**What the task requires:** Count up the lines below that include the string "数显表头" and report the number by itself.

══ Data for processing ══

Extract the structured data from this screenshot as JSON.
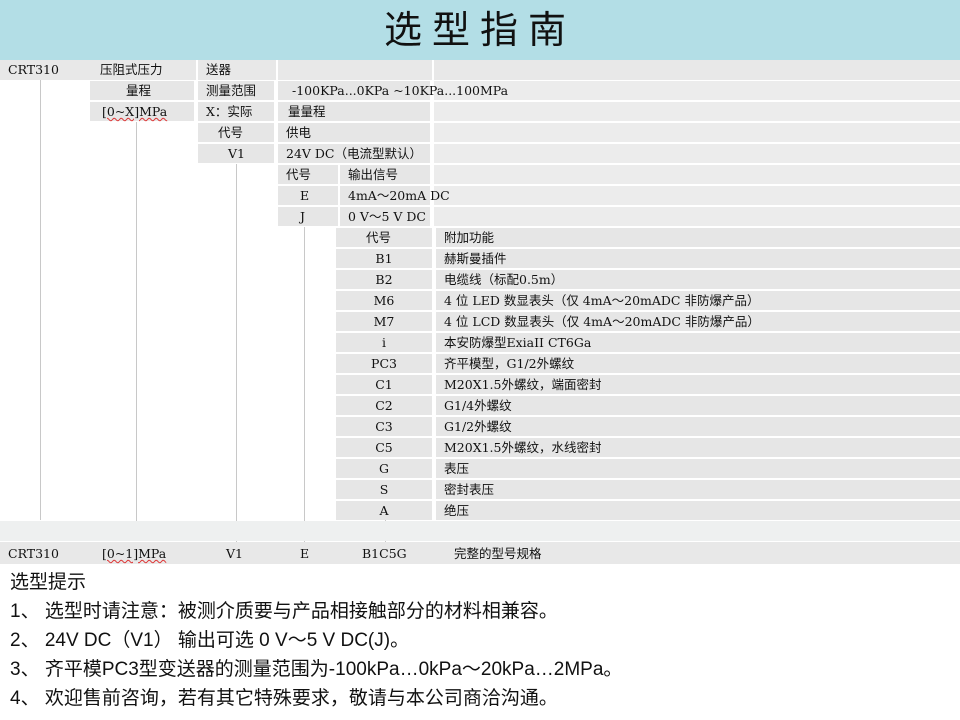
{
  "title": "选型指南",
  "header": {
    "model": "CRT310",
    "desc_1": "压阻式压力",
    "desc_2": "送器"
  },
  "range": {
    "label": "量程",
    "measure_label": "测量范围",
    "measure_value": "-100KPa...0KPa ~10KPa...100MPa",
    "unit": "[0~X]MPa",
    "x_label": "X：实际",
    "x_value": "量量程"
  },
  "supply": {
    "code_label": "代号",
    "label": "供电",
    "code": "V1",
    "value": "24V DC（电流型默认）"
  },
  "output": {
    "code_label": "代号",
    "label": "输出信号",
    "rows": [
      {
        "code": "E",
        "value": "4mA～20mA DC"
      },
      {
        "code": "J",
        "value": "0 V～5 V DC"
      }
    ]
  },
  "options": {
    "code_label": "代号",
    "label": "附加功能",
    "rows": [
      {
        "code": "B1",
        "value": "赫斯曼插件"
      },
      {
        "code": "B2",
        "value": "电缆线（标配0.5m）"
      },
      {
        "code": "M6",
        "value": "4 位 LED 数显表头（仅 4mA～20mADC 非防爆产品）"
      },
      {
        "code": "M7",
        "value": "4 位 LCD 数显表头（仅 4mA～20mADC 非防爆产品）"
      },
      {
        "code": "i",
        "value": "本安防爆型ExiaII CT6Ga"
      },
      {
        "code": "PC3",
        "value": "齐平模型，G1/2外螺纹"
      },
      {
        "code": "C1",
        "value": "M20X1.5外螺纹，端面密封"
      },
      {
        "code": "C2",
        "value": "G1/4外螺纹"
      },
      {
        "code": "C3",
        "value": "G1/2外螺纹"
      },
      {
        "code": "C5",
        "value": "M20X1.5外螺纹，水线密封"
      },
      {
        "code": "G",
        "value": "表压"
      },
      {
        "code": "S",
        "value": "密封表压"
      },
      {
        "code": "A",
        "value": "绝压"
      }
    ]
  },
  "example": {
    "model": "CRT310",
    "range": "[0~1]MPa",
    "supply": "V1",
    "output": "E",
    "options": "B1C5G",
    "label": "完整的型号规格"
  },
  "notes": {
    "heading": "选型提示",
    "items": [
      "1、 选型时请注意：被测介质要与产品相接触部分的材料相兼容。",
      "2、 24V DC（V1） 输出可选 0 V～5 V DC(J)。",
      "3、 齐平模PC3型变送器的测量范围为-100kPa…0kPa～20kPa…2MPa。",
      "4、 欢迎售前咨询，若有其它特殊要求，敬请与本公司商洽沟通。"
    ]
  }
}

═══

**Result:** 2